An interesting study published in the journal Obesity points out that eating more soluble fiber, like that from apples and beans, and moderate exercise will selectively decrease belly fat.1 The authors don’t seem to know why it is selective to belly fat, and not subcutaneous fat (fat just under the skin). I think one reason would be that the intake of high amounts of soluble fiber promotes growth of beneficial bacteria that produce short chain fatty acids, both of which may control some of the inflammation in the gut. Chronic inflammation causes marked increase in insulin resistance, and therefore, storage of more belly fat. Controlling this inflammation is key, and as we see, can be done by consuming soluble fiber.

Here are some recently discovered points that support the above concepts:

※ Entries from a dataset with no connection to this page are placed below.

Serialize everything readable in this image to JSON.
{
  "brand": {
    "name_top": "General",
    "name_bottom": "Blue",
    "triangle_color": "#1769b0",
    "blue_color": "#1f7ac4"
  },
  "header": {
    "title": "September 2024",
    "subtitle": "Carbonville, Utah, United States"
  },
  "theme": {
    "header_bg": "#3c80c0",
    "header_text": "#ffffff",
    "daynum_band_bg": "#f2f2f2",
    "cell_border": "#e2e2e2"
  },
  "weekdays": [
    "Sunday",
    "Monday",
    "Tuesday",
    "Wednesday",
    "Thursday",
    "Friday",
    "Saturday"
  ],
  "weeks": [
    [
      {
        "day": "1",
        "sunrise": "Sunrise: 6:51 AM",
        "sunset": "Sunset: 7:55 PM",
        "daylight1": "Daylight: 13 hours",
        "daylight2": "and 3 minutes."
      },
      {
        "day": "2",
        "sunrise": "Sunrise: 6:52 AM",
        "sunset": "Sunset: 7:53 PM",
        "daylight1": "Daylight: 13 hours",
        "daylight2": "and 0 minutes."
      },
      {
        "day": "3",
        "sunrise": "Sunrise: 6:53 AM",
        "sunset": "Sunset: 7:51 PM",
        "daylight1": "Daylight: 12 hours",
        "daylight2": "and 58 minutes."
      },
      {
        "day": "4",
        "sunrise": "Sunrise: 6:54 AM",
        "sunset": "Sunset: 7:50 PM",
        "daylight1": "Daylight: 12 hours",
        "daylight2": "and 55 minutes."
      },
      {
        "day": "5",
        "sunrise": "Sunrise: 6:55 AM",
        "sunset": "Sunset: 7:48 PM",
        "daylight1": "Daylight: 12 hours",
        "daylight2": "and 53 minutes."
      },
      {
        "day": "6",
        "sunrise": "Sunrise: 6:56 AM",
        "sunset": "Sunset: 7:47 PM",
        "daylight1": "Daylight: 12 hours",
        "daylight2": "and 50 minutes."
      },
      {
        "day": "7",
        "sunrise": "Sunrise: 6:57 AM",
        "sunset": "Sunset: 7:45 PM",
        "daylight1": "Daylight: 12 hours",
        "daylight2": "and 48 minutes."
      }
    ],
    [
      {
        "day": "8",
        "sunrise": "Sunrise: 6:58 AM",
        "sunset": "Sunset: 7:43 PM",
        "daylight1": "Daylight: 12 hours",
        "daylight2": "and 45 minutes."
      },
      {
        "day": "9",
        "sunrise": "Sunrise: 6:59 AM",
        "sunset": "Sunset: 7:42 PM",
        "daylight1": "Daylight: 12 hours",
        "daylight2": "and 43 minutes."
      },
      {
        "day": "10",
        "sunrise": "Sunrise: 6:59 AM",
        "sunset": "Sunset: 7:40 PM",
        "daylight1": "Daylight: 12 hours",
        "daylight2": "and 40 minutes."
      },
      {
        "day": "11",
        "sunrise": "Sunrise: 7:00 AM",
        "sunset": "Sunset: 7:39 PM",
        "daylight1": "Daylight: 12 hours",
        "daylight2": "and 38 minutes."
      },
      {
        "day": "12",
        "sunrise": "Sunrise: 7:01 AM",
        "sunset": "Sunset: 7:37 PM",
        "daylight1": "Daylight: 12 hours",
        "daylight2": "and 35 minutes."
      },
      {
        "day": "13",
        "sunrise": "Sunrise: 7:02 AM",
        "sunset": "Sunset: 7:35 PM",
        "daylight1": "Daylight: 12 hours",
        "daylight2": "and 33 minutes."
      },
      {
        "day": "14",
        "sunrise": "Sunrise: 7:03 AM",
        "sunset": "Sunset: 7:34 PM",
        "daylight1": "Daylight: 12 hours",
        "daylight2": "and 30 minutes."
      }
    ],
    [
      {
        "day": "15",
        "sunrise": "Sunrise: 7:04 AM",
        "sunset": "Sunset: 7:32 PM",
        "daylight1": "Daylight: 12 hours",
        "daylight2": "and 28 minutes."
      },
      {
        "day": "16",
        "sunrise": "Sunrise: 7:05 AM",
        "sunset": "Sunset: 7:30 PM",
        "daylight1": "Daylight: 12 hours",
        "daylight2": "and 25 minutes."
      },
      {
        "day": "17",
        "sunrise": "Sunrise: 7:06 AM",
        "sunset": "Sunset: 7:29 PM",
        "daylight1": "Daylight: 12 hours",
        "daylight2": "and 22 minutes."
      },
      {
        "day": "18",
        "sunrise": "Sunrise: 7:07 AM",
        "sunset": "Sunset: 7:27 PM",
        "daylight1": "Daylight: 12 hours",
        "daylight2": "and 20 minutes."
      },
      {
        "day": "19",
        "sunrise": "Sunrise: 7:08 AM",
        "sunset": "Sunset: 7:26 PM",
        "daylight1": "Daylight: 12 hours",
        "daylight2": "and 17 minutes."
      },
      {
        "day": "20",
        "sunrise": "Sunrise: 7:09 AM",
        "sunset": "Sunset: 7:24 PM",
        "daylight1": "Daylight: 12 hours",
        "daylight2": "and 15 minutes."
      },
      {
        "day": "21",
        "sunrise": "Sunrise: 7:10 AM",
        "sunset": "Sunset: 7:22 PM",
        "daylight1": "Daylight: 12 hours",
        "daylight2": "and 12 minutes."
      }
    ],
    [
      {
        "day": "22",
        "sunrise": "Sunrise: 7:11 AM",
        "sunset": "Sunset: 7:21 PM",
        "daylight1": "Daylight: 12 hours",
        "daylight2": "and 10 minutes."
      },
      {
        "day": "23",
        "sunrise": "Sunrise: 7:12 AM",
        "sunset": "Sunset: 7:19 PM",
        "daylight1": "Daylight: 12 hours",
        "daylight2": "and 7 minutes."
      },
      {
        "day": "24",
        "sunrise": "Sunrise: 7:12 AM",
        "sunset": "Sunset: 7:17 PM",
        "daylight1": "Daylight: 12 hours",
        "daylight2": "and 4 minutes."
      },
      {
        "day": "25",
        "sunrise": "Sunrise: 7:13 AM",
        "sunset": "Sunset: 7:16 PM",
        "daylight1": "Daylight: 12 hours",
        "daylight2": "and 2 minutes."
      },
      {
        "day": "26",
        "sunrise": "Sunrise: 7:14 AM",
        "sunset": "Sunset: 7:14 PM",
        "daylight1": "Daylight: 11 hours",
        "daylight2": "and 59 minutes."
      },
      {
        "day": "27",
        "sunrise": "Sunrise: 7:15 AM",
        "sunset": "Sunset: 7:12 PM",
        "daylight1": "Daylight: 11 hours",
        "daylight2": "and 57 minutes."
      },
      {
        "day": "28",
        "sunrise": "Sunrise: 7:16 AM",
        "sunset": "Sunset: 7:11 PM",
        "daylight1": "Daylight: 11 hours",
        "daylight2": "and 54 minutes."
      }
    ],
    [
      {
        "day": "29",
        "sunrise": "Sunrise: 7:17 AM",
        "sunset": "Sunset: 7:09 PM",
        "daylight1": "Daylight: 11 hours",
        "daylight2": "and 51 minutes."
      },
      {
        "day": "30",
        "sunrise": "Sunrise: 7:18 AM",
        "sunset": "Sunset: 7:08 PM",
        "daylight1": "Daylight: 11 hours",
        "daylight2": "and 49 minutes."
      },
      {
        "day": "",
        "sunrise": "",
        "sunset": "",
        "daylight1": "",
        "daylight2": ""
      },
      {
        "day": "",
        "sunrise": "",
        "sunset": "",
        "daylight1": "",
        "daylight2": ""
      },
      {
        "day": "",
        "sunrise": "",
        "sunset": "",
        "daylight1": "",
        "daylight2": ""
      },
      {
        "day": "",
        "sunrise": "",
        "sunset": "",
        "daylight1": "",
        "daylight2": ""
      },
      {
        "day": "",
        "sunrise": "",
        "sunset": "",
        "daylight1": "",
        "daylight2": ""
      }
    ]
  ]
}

  • Eating a high fat and sugar diet decreases the number of beneficial bifidobacteria and increases the number of potentially pathogenic gram negative bacterial species in the gut.
  • As these potentially pathogenic bacteria die they release cell wall lipopolysaccharides (LPS) which happen to also be better absorbed through the gut lining when eating a high-fat, high-sugar, low-fiber diet on a regular basis. The LPS molecules easily pass through the epithelial gut lining and hit the gut immune system where they activate white blood cells including neutrophils, monocytes, and macrophages that all then release inflammatory cytokines: TNF alpha, IL-6 and IL-1 beta. These inflammatory cytokines can trigger inflammation in the small blood vessels throughout the body but probably start with the blood vessels in the intestines, causing endothelial dysfunction. This has been proven by measuring a significant decrease in blood vessel wall flexibility within minutes to hours after eating a high-fat, high-sugar meal.2
  • Conversely, supplementing with bifidobacteria and eating a plant-based, high-fiber diet seems to decrease translocation of LPS through the gut epithelial lining and may help prevent the negative effects of high-fat diet induced metabolic diseases.3
  • The vascular inflammation in and around the intestinal tract, which is 20 or more feet in length, can stimulate stem cells adjacent to the blood vessel walls (known as stem cell pericytes) to develop into fat cells or adipocytes which accumulate wherever there are blood vessels in the abdomen—that’s almost everywhere!
  • The inflammatory fire continues as the abdominal fat, or visceral fat (some people call it VAT) continues to produce more inflammatory cytokines (IL- 6, TNF alpha, etc.) that flow into other blood vessels, stimulating more stem cell conversion into fat cells or adipocytes.
  • It is interesting that both vitamin D and stem cells are stored at high levels in abdominal fat. Perhaps the vitamin D is trying to cool down the inflammation and the stem cells are there to respond according to the body’s information: either make fat or something else.

It makes sense that exercise  was found helpful for reducing abdominal fat. Exercise has many benefits. For one, it produces more adiponectin to help reverse the situation. Adiponectin is an anti-inflammatory hormone made in fat that both decreases inflammation in fat and travels to the pancreas to help sensitize and balance the release of insulin which can help reverse metabolic imbalances.

So it is pretty simple—eat your plant-based, high-fiber diet, supplement with probiotics (including good amounts of bifidobacteria), and exercise moderately on a regular basis.  Then be patient. The accumulation of abdominal fat, along with all the problems caused by this fat, including heart attacks and cancer, is reversible.

1.  Hairston KG, et al., “Lifestyle Factors and 5-Year Abdominal Fat Accumulation in a Minority Cohort: The IRAS Family Study.” Obesity (Silver Spring). 2011 Jun 16. doi: 10.1038/oby.2011.171. [Epub ahead of print]

2.  Plotnik GD, et al., “Effect of antioxidant vitamins on the transient impairment of endothelium-dependent brachial artery vasoactivity following a single high-fat meal.” JAMA. 1997 Nov 26;278(20):1682-6.

3.  Cani PD, et al., “Selective increases of bifidobacteria in gut microflora improve high-fat-diet-induced diabetes in mice through a mechanism associated with endotoxaemia.”

Diabetologia. 2007 Nov;50(11):2374-83.